Because of the mutual trust ezCater’s culture has built, Mallett finds she is able to give more control to her employees—not easy, she admits, but essential if ezCater is to keep up with the market. “You have to give your talent so much authority that you cringe. If I’m not cringing three times per day per department, I haven’t delegated enough control.”
ezCater In Time Where Food Could No More “Work for Work”
On Tuesday, April 7, employees of the Boston company ezCater woke up to an e-mail from their chief executive, Stefania Mallett: Be available this morning for a call from your manager. All 945 employees who received the e-mail knew what it meant. This was the day they would find out who was being laid off, and who would still have a job.
Precisely a year after all that sweetness of business rocketing, due the pandemic the company was watching as office closings and shelter-in-place policies brought its fast-growing business to a crawl. It had just launched a national marketing campaign, with highway billboards and mass transit ads bearing the slogan “Food has to work for work.” Suddenly, almost no one was at work, and the idea of eating from communal salad bowls and pans of lasagna had lost all appeal.
Mallett says the declining orders were hardly a secret; she prides herself on having created a “radically transparent” company culture. “People could see the business results” Mallett says. “They knew bad things were happening.”
The company was hustling to get its network of caterers to shift to individually packaged meals, rather than family-style ones, so that it could effectively sell to the essential businesses — such as factories and hospitals — that were still operating. On several all-hands videoconferences that Mallett led, there was talk of cutting costs on software spending and marketing, and the possibility of furloughs or layoffs.
As business deteriorated in March, several outside advisers suggested that Mallett move quickly to eliminate jobs, she says. But she didn’t want to be rushed, especially since there was so little information about when people might return to work. May? September? “What if it comes back in pockets around the country,” she wondered. Mallett says she and other company leaders created a financial model to think through “the best assumptions you can make about what you don’t know.”
Mallett says two things guided her decision-making. The first was her own experience being laid off earlier in her career. “I was asking people, ‘Are we going to do layoffs?’ And the management of that company lied about it until the day it happened,” she recalls.
She also wanted to try to avoid a series of layoffs throughout 2020. “The second layoff is the really bad one,” she says, “because everybody looks over their shoulder all the time,” worrying about what will come next. “We tried very hard to make this one painful and deep, so that we wouldn’t have another one. We cut as deep as we could work up the courage to do.”
The Bottom Lines
Mallett has nurtured a great business that is here to stay. ezCater is no doubt in the position to rise, even the current pandemic has killed off quite a bit of its vibe, yet the company doesn’t seem to dive afterward.

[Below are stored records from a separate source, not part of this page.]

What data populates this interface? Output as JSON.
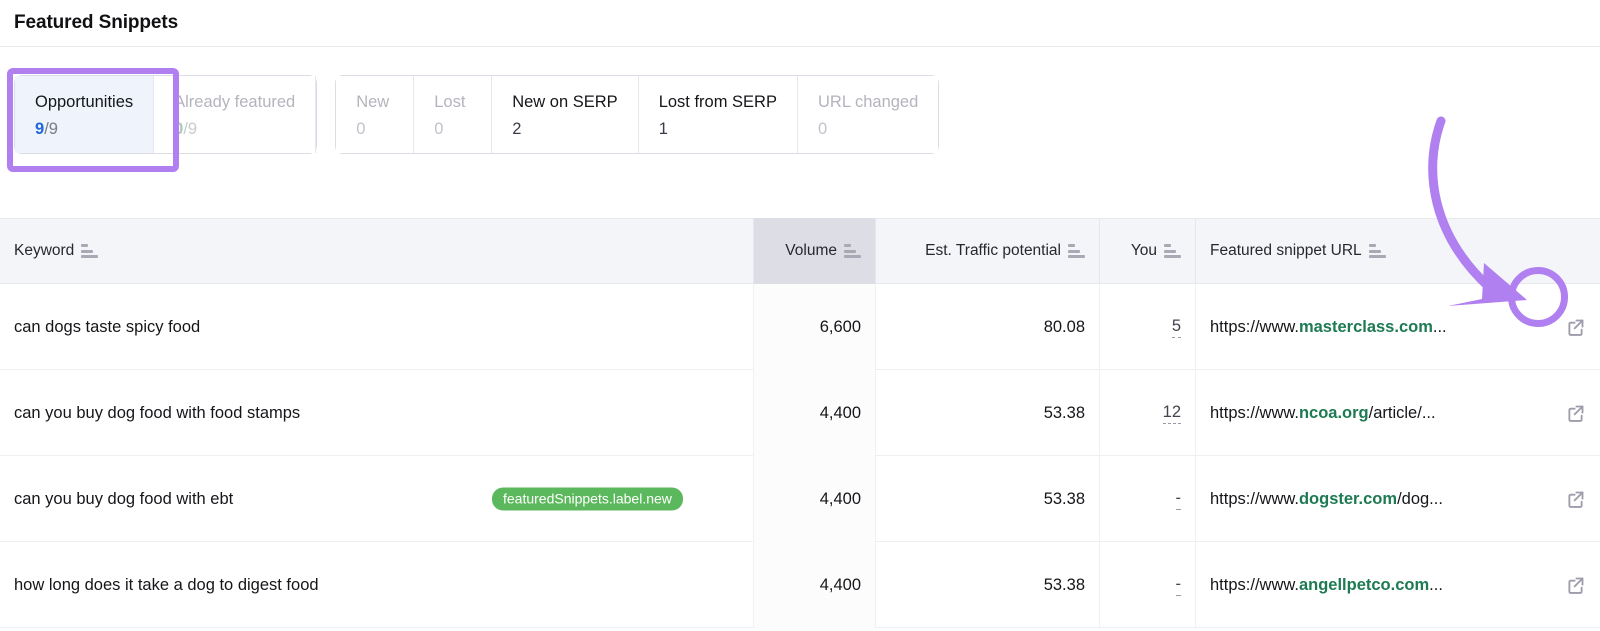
{
  "header": {
    "title": "Featured Snippets"
  },
  "tabGroups": [
    {
      "name": "status-tabs",
      "tabs": [
        {
          "label": "Opportunities",
          "value": "9",
          "total": "/9",
          "state": "selected"
        },
        {
          "label": "Already featured",
          "value": "0",
          "total": "/9",
          "state": "muted-green"
        }
      ]
    },
    {
      "name": "change-tabs",
      "tabs": [
        {
          "label": "New",
          "value": "0",
          "total": "",
          "state": "muted"
        },
        {
          "label": "Lost",
          "value": "0",
          "total": "",
          "state": "muted"
        },
        {
          "label": "New on SERP",
          "value": "2",
          "total": "",
          "state": "normal"
        },
        {
          "label": "Lost from SERP",
          "value": "1",
          "total": "",
          "state": "normal"
        },
        {
          "label": "URL changed",
          "value": "0",
          "total": "",
          "state": "muted"
        }
      ]
    }
  ],
  "table": {
    "columns": [
      {
        "label": "Keyword",
        "sortable": true,
        "sorted": false,
        "align": "left"
      },
      {
        "label": "Volume",
        "sortable": true,
        "sorted": true,
        "align": "right"
      },
      {
        "label": "Est. Traffic potential",
        "sortable": true,
        "sorted": false,
        "align": "right"
      },
      {
        "label": "You",
        "sortable": true,
        "sorted": false,
        "align": "right"
      },
      {
        "label": "Featured snippet URL",
        "sortable": true,
        "sorted": false,
        "align": "left"
      }
    ],
    "rows": [
      {
        "keyword": "can dogs taste spicy food",
        "badge": "",
        "volume": "6,600",
        "traffic": "80.08",
        "you": "5",
        "url_prefix": "https://www.",
        "url_domain": "masterclass.com",
        "url_suffix": "...",
        "link_icon": "external-link-icon"
      },
      {
        "keyword": "can you buy dog food with food stamps",
        "badge": "",
        "volume": "4,400",
        "traffic": "53.38",
        "you": "12",
        "url_prefix": "https://www.",
        "url_domain": "ncoa.org",
        "url_suffix": "/article/...",
        "link_icon": "external-link-icon"
      },
      {
        "keyword": "can you buy dog food with ebt",
        "badge": "featuredSnippets.label.new",
        "volume": "4,400",
        "traffic": "53.38",
        "you": "-",
        "url_prefix": "https://www.",
        "url_domain": "dogster.com",
        "url_suffix": "/dog...",
        "link_icon": "external-link-icon"
      },
      {
        "keyword": "how long does it take a dog to digest food",
        "badge": "",
        "volume": "4,400",
        "traffic": "53.38",
        "you": "-",
        "url_prefix": "https://www.",
        "url_domain": "angellpetco.com",
        "url_suffix": "...",
        "link_icon": "external-link-icon"
      }
    ]
  },
  "annotations": {
    "arrow": {
      "name": "purple-curved-arrow",
      "color": "#b07ff0"
    },
    "circle": {
      "name": "purple-highlight-circle",
      "color": "#b07ff0"
    },
    "box": {
      "name": "purple-highlight-box",
      "color": "#b07ff0"
    }
  },
  "colors": {
    "accent_purple": "#b07ff0",
    "link_blue": "#2068d8",
    "domain_green": "#1e7a53",
    "badge_green": "#5cb85c",
    "header_bg": "#f4f5f9",
    "sorted_col_bg": "#dddde6"
  }
}
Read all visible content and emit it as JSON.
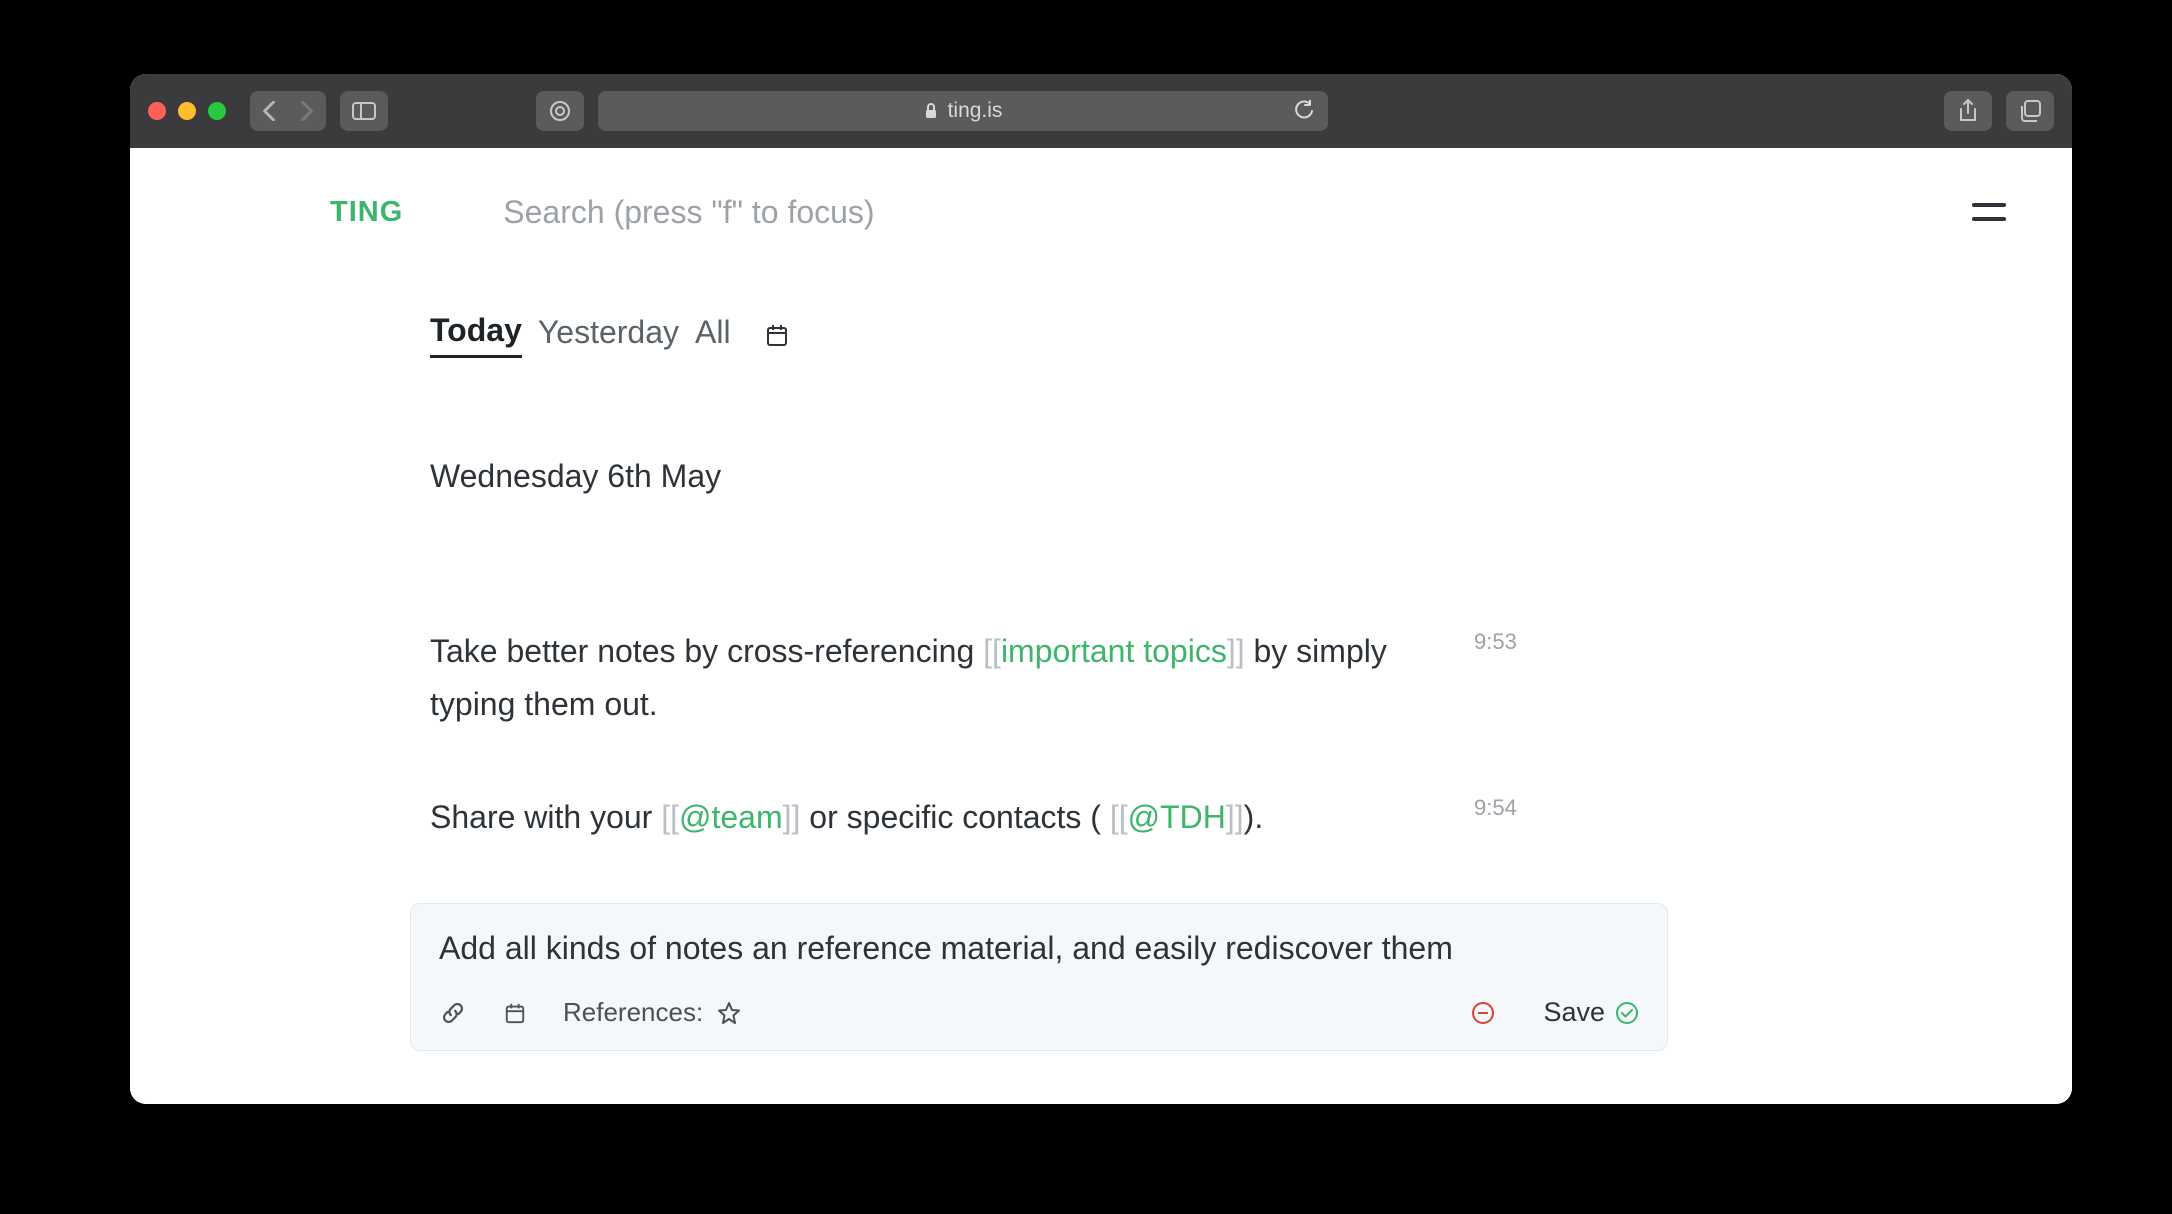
{
  "browser": {
    "url_host": "ting.is"
  },
  "header": {
    "brand": "TING",
    "search_placeholder": "Search (press \"f\" to focus)"
  },
  "tabs": {
    "today": "Today",
    "yesterday": "Yesterday",
    "all": "All"
  },
  "date_heading": "Wednesday 6th May",
  "notes": [
    {
      "time": "9:53",
      "parts": {
        "pre": "Take better notes by cross-referencing ",
        "bl": "[[",
        "link": "important topics",
        "br": "]]",
        "post": " by simply typing them out."
      }
    },
    {
      "time": "9:54",
      "parts": {
        "pre": "Share with your ",
        "bl1": "[[",
        "link1": "@team",
        "br1": "]]",
        "mid": " or specific contacts ( ",
        "bl2": "[[",
        "link2": "@TDH",
        "br2": "]]",
        "post": ")."
      }
    }
  ],
  "editor": {
    "text": "Add all kinds of notes an reference material, and easily rediscover them",
    "references_label": "References:",
    "save_label": "Save"
  }
}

Apparently, no one could avoid the damage this 2020 pandemic has brought. We don’t know yet, will the vaccine work, but till than business owner has to be absolutely careful to preserve and maintain a sane position to survive out of this global downturn.